Measurements of Mobile Water Saturation in Oil Sands
Butron, J., Bryan, J., Duan, Y., Kantzas, A.
International Symposium of the Society of Core Analysts, St. John’s, Newfoundland, Canada, 16-21 August, 2015.
The presence of mobile water saturation in heavy oil and bitumen systems is of considerable importance when understanding how different reservoir recovery methods will work. In non-thermal heavy oil production, the presence of mobile water saturation has extreme significance to the production of cold heavy oil (CHOPS) wells. Some wells are able to produce oil under relatively low and constant water cuts, while other wells produce significant water and quickly need to be shut in due to high production water cuts.

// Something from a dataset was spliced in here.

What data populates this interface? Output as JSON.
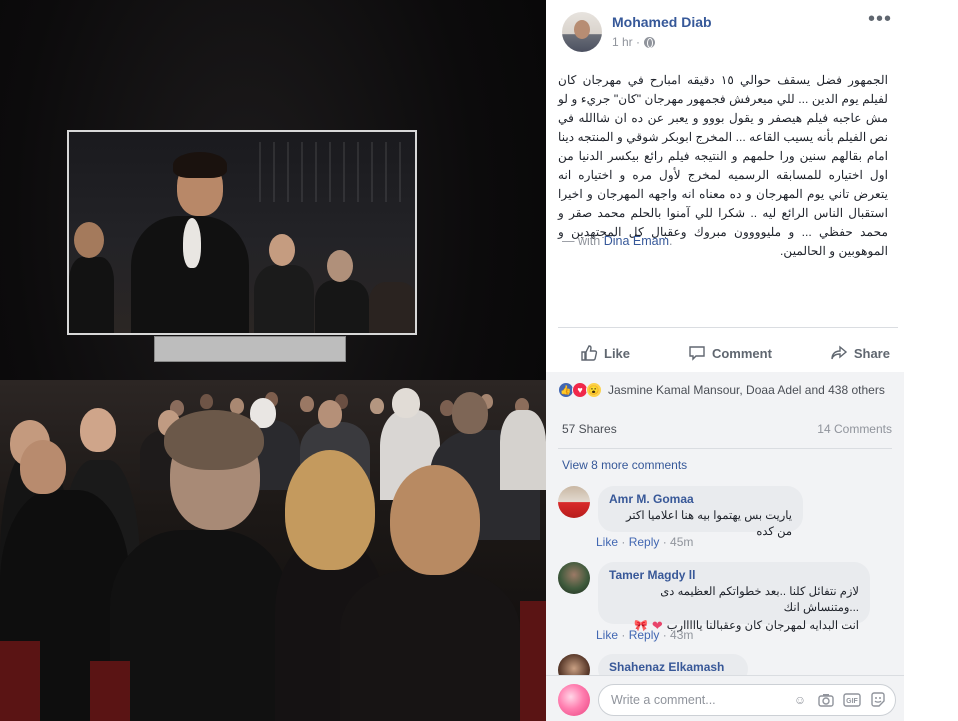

In this study, an NMR and core analysis approach is used to shed some light into the properties of oil sand with or without mobile water present. Specifically, tests were run in order to study if mobile water is a localized pore scale phenomenon or if it can be understood through a more macroscopic view of the reservoir.
Samples of core are taken from two heavy oil producing wells: one that experienced very high production water cuts, and the other that produced mainly heavy oil with minimal water. The samples (containing heavy oil and connate water) are flooded with water in order to measure effective permeability to water. NMR spectra are also obtained after flooding and after cleaning of the cores, in order to understand the pore-scale location of water in different effective permeability samples. The outcome of this study is insight into what is the difference in core properties between wells with vs. without mobile water. The key conclusion reached is that wells behave similarly at the pore/core scale, but differences are observed macroscopically. The well with high historical water contains thin zones of high water saturation (high water effective permeability) which were missed at the resolution of the logs. Water production may be due to the presence of these heterogeneous zones.